Theodore Roosevelt Conservation Partnership, Sportsmen’s Access Campaign
Presenter: Coby Tigert, Deputy Director, Center for Western Lands, Theodore Roosevelt Conservation Partnership
Synopsis: In January 2015, as calls to transfer or sell America’s public lands migrated from the fringe to the mainstream conversation, the TRCP launched its multi-pronged Sportsmen’s Access campaign to organize sportsmen and women in fierce opposition to public lands threats. As part of the campaign, they initiated a non-branded, coalition-backed microsite, www.sportsmensaccess.org, to provide background on the issue and house a running petition. For each signature, letters are sent to federal, state and local elected leaders reaffirming sportsmen support for public lands and opposing their sale or transfer. To date, that petition has been signed by more than 54,000 sportsmen, generating almost 500,000 letters to public officials. The site also features a white board video narrated by hunting celebrity Randy Newberg, printable resources on how transfer would affect nine specific states, a general land transfer fact sheet, and statements of local decision-maker support (including from Western county commissioners). Content and photos from the TRCP’s social media campaign, #publiclandsproud, are also featured on the site.
Hispanic Access Foundation, Latino Conservation Week
Presenter: Jessica Loya, Government Relations and Public Affairs
Synopsis: Latino Conservation Week (LCW) is an opportunity for Latinos and all who want to join in to demonstrate their passion for getting outdoors and serving as stewards of our nation’s public lands. For organizations, churches, parks, government agencies and others, LCW is an opportunity to create events and activities designed to engage Latinos and provide access to stewardship opportunities.
Since 2014, close to 20,000 people have participated in 180 events (including volunteer cleanups, educational events, roundtable discussions, film screenings, fishing, mountain biking and whale watching) in 17 states from Massachusetts to California, visiting public lands and waterways—most for the first time.
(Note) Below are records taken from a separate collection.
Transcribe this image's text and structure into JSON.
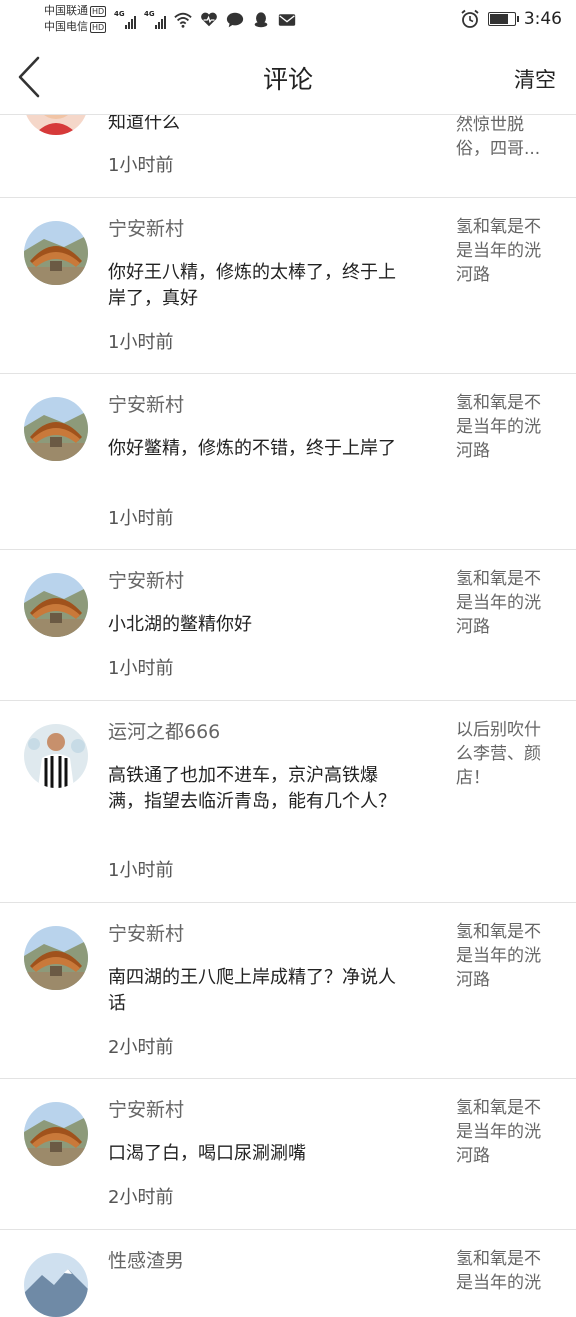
{
  "status_bar": {
    "carrier1": "中国联通",
    "carrier2": "中国电信",
    "hd": "HD",
    "net1": "4G",
    "net2": "4G",
    "time": "3:46"
  },
  "header": {
    "title": "评论",
    "clear_label": "清空"
  },
  "partial_item": {
    "content": "知道什么",
    "time": "1小时前",
    "quote": "然惊世脱俗，四哥..."
  },
  "comments": [
    {
      "name": "宁安新村",
      "content": "你好王八精，修炼的太棒了，终于上岸了，真好",
      "time": "1小时前",
      "quote": "氢和氧是不是当年的洸河路"
    },
    {
      "name": "宁安新村",
      "content": "你好鳖精，修炼的不错，终于上岸了",
      "time": "1小时前",
      "quote": "氢和氧是不是当年的洸河路"
    },
    {
      "name": "宁安新村",
      "content": "小北湖的鳖精你好",
      "time": "1小时前",
      "quote": "氢和氧是不是当年的洸河路"
    },
    {
      "name": "运河之都666",
      "content": "高铁通了也加不进车，京沪高铁爆满，指望去临沂青岛，能有几个人？",
      "time": "1小时前",
      "quote": "以后别吹什么李营、颜店！"
    },
    {
      "name": "宁安新村",
      "content": "南四湖的王八爬上岸成精了？净说人话",
      "time": "2小时前",
      "quote": "氢和氧是不是当年的洸河路"
    },
    {
      "name": "宁安新村",
      "content": "口渴了白，喝口尿涮涮嘴",
      "time": "2小时前",
      "quote": "氢和氧是不是当年的洸河路"
    }
  ],
  "last_item": {
    "name": "性感渣男",
    "quote": "氢和氧是不是当年的洸"
  }
}
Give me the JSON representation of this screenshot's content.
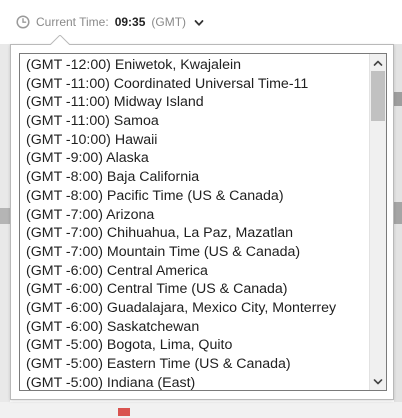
{
  "header": {
    "label": "Current Time:",
    "time": "09:35",
    "timezone": "(GMT)",
    "icons": {
      "clock": "clock-icon",
      "dropdown": "chevron-down-icon"
    }
  },
  "timezone_list": {
    "options": [
      "(GMT -12:00) Eniwetok, Kwajalein",
      "(GMT -11:00) Coordinated Universal Time-11",
      "(GMT -11:00) Midway Island",
      "(GMT -11:00) Samoa",
      "(GMT -10:00) Hawaii",
      "(GMT -9:00) Alaska",
      "(GMT -8:00) Baja California",
      "(GMT -8:00) Pacific Time (US & Canada)",
      "(GMT -7:00) Arizona",
      "(GMT -7:00) Chihuahua, La Paz, Mazatlan",
      "(GMT -7:00) Mountain Time (US & Canada)",
      "(GMT -6:00) Central America",
      "(GMT -6:00) Central Time (US & Canada)",
      "(GMT -6:00) Guadalajara, Mexico City, Monterrey",
      "(GMT -6:00) Saskatchewan",
      "(GMT -5:00) Bogota, Lima, Quito",
      "(GMT -5:00) Eastern Time (US & Canada)",
      "(GMT -5:00) Indiana (East)"
    ],
    "scrollbar": {
      "up_icon": "chevron-up-icon",
      "down_icon": "chevron-down-icon"
    }
  },
  "colors": {
    "header_muted": "#8a8a8a",
    "header_strong": "#222222",
    "list_text": "#1f1f1f",
    "list_border": "#7a7a7a",
    "popup_border": "#b9b9b9",
    "scroll_thumb": "#c1c1c1"
  }
}
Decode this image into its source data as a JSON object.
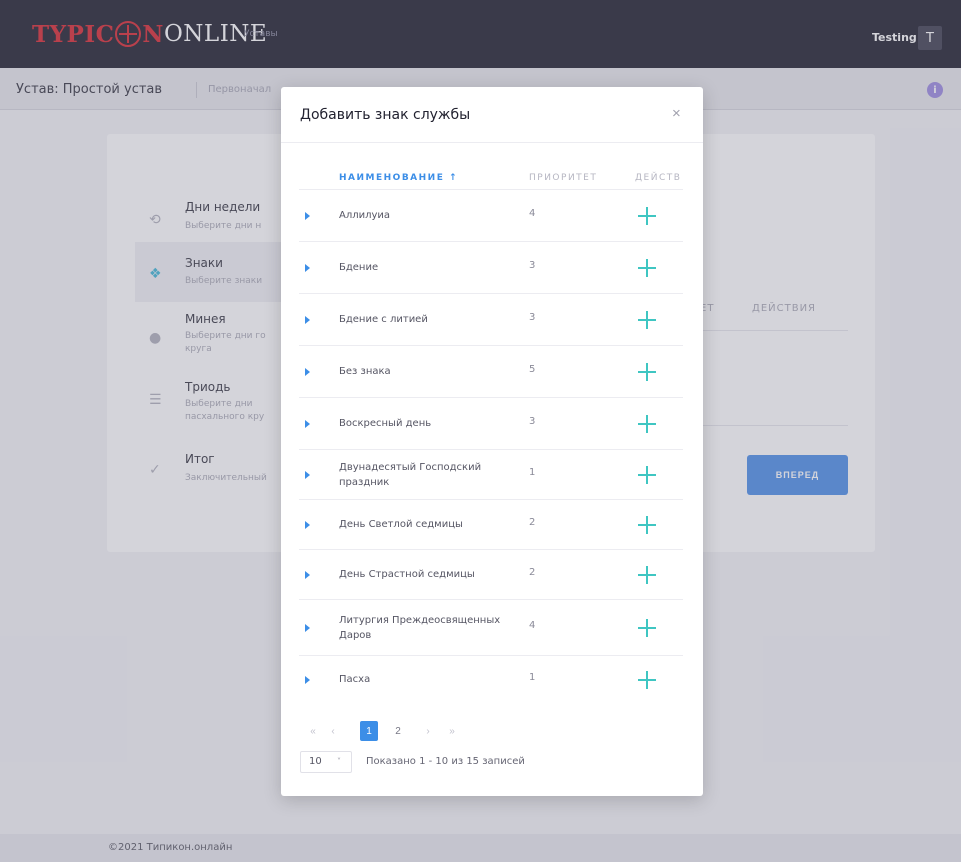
{
  "app": {
    "logo_red": "TYPIC",
    "logo_red2": "N",
    "logo_white": "ONLINE",
    "nav_link": "Уставы",
    "user_name": "Testing",
    "user_initial": "T"
  },
  "subheader": {
    "title": "Устав: Простой устав",
    "link": "Первоначал",
    "info": "i"
  },
  "steps": [
    {
      "title": "Дни недели",
      "desc": "Выберите дни н"
    },
    {
      "title": "Знаки",
      "desc": "Выберите знаки"
    },
    {
      "title": "Минея",
      "desc": "Выберите дни го круга"
    },
    {
      "title": "Триодь",
      "desc": "Выберите дни пасхального кру"
    },
    {
      "title": "Итог",
      "desc": "Заключительный"
    }
  ],
  "background_table": {
    "col_priority": "ЕТ",
    "col_actions": "ДЕЙСТВИЯ",
    "next_button": "ВПЕРЕД"
  },
  "modal": {
    "title": "Добавить знак службы",
    "close": "×",
    "columns": {
      "name": "НАИМЕНОВАНИЕ",
      "sort_arrow": "↑",
      "priority": "ПРИОРИТЕТ",
      "actions": "ДЕЙСТВ"
    },
    "rows": [
      {
        "name": "Аллилуиа",
        "priority": "4"
      },
      {
        "name": "Бдение",
        "priority": "3"
      },
      {
        "name": "Бдение с литией",
        "priority": "3"
      },
      {
        "name": "Без знака",
        "priority": "5"
      },
      {
        "name": "Воскресный день",
        "priority": "3"
      },
      {
        "name": "Двунадесятый Господский праздник",
        "priority": "1"
      },
      {
        "name": "День Светлой седмицы",
        "priority": "2"
      },
      {
        "name": "День Страстной седмицы",
        "priority": "2"
      },
      {
        "name": "Литургия Преждеосвященных Даров",
        "priority": "4"
      },
      {
        "name": "Пасха",
        "priority": "1"
      }
    ],
    "pagination": {
      "first": "«",
      "prev": "‹",
      "pages": [
        "1",
        "2"
      ],
      "current": "1",
      "next": "›",
      "last": "»",
      "per_page": "10",
      "per_page_caret": "˅",
      "shown": "Показано 1 - 10 из 15 записей"
    }
  },
  "footer": {
    "text": "©2021 Типикон.онлайн"
  }
}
The event engages churches and other community groups to build new partnerships with land and water agencies, which in turn helps participants demonstrate their passion for public lands.
Colorado Parks and Wildlife, Executive Summit Coalition
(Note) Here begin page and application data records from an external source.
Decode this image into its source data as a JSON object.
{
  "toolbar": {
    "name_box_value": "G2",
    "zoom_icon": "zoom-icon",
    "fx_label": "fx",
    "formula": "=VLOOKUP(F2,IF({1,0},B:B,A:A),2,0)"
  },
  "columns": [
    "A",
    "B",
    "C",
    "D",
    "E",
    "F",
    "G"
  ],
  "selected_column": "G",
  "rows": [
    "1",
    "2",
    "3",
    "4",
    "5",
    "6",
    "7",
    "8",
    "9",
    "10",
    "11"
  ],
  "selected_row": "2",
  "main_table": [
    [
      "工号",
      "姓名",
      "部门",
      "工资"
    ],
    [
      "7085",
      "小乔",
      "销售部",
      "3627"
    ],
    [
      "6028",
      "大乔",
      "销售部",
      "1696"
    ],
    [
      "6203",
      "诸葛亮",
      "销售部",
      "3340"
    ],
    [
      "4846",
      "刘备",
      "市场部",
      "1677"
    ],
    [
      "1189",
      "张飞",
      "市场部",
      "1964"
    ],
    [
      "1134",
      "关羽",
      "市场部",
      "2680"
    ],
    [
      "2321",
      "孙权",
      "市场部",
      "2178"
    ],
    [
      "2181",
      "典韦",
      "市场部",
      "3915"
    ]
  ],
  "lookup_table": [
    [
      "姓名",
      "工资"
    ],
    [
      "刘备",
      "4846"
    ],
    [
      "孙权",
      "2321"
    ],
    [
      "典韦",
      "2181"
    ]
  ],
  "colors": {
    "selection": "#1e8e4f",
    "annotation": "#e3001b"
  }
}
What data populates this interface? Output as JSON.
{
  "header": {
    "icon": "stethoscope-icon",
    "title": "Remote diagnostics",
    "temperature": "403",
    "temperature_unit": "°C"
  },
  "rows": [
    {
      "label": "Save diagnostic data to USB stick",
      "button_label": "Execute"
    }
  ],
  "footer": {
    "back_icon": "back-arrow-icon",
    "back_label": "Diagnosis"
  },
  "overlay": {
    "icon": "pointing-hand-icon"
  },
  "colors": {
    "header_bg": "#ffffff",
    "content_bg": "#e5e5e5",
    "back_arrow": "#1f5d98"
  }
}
Presenter: Gary Thorson, Assistant Director of Information and Education
Synopsis: In 2016, Colorado Parks and Wildlife (CPW) convened the Executive Summit Coalition: a group of leaders representing 30+ organizations from across the outdoor industry spectrum. The objective of the group, which included representatives from recreation, industry, land trust, conservation, sportsmen/women, and land management organizations and agencies (federal, state and local), was to share perspectives on how to best balance outdoor recreation and sustainable management of wildlife in Colorado.
The Executive Summit Coalition is CPW’s initial effort to apply the SHIFT Principles to tangible and meaningful efforts to advance shared conservation and outdoor recreation priorities among a comprehensive stakeholder group that is inclusive of all sectors (rock climbing, mountain biking, OHV, hunting, land trust, stewardship/volunteers, etc.). The group has since renamed itself the Colorado Outdoor Partnership to reflect the long-term commitment the coalition has made toward working for the future of Colorado’s people, wildlife and landscapes. Their Partners in the Outdoors Conference brings together over 400 individuals from 100+ organizations to network, collaborate and participate in professional development sessions on current issues pertinent to outdoor recreation and conservation.